- [EXERCISE REQUIREMENTS]: The data below should be copied over with complete accuracy.

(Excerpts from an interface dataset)
******************************

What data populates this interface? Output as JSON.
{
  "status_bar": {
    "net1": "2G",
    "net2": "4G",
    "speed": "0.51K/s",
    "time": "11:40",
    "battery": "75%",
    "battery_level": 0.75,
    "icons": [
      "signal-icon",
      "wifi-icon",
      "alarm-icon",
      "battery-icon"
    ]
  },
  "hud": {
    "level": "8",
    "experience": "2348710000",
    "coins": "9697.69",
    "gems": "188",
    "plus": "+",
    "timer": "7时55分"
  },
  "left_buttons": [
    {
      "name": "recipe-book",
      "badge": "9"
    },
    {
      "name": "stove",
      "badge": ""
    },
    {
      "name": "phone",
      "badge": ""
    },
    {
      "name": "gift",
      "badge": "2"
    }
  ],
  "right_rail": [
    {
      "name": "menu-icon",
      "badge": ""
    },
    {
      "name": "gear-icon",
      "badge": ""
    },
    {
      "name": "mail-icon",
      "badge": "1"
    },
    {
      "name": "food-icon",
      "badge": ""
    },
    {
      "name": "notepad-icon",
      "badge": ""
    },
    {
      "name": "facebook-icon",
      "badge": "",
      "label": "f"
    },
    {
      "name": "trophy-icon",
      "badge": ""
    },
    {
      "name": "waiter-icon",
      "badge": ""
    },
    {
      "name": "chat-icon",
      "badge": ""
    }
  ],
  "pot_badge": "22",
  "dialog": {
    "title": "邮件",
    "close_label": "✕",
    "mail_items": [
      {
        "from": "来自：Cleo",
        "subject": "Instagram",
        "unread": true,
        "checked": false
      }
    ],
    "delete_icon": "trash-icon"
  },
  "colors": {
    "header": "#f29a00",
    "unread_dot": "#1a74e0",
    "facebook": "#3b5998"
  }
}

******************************

- [ANSWER SPACE]:
What data populates this interface? Output as JSON.
{
  "status_bar": {
    "net1": "2G",
    "net2": "4G",
    "speed": "0.51K/s",
    "time": "11:40",
    "battery": "75%",
    "battery_level": 0.75,
    "icons": [
      "signal-icon",
      "wifi-icon",
      "alarm-icon",
      "battery-icon"
    ]
  },
  "hud": {
    "level": "8",
    "experience": "2348710000",
    "coins": "9697.69",
    "gems": "188",
    "plus": "+",
    "timer": "7时55分"
  },
  "left_buttons": [
    {
      "name": "recipe-book",
      "badge": "9"
    },
    {
      "name": "stove",
      "badge": ""
    },
    {
      "name": "phone",
      "badge": ""
    },
    {
      "name": "gift",
      "badge": "2"
    }
  ],
  "right_rail": [
    {
      "name": "menu-icon",
      "badge": ""
    },
    {
      "name": "gear-icon",
      "badge": ""
    },
    {
      "name": "mail-icon",
      "badge": "1"
    },
    {
      "name": "food-icon",
      "badge": ""
    },
    {
      "name": "notepad-icon",
      "badge": ""
    },
    {
      "name": "facebook-icon",
      "badge": "",
      "label": "f"
    },
    {
      "name": "trophy-icon",
      "badge": ""
    },
    {
      "name": "waiter-icon",
      "badge": ""
    },
    {
      "name": "chat-icon",
      "badge": ""
    }
  ],
  "pot_badge": "22",
  "dialog": {
    "title": "邮件",
    "close_label": "✕",
    "mail_items": [
      {
        "from": "来自：Cleo",
        "subject": "Instagram",
        "unread": true,
        "checked": false
      }
    ],
    "delete_icon": "trash-icon"
  },
  "colors": {
    "header": "#f29a00",
    "unread_dot": "#1a74e0",
    "facebook": "#3b5998"
  }
}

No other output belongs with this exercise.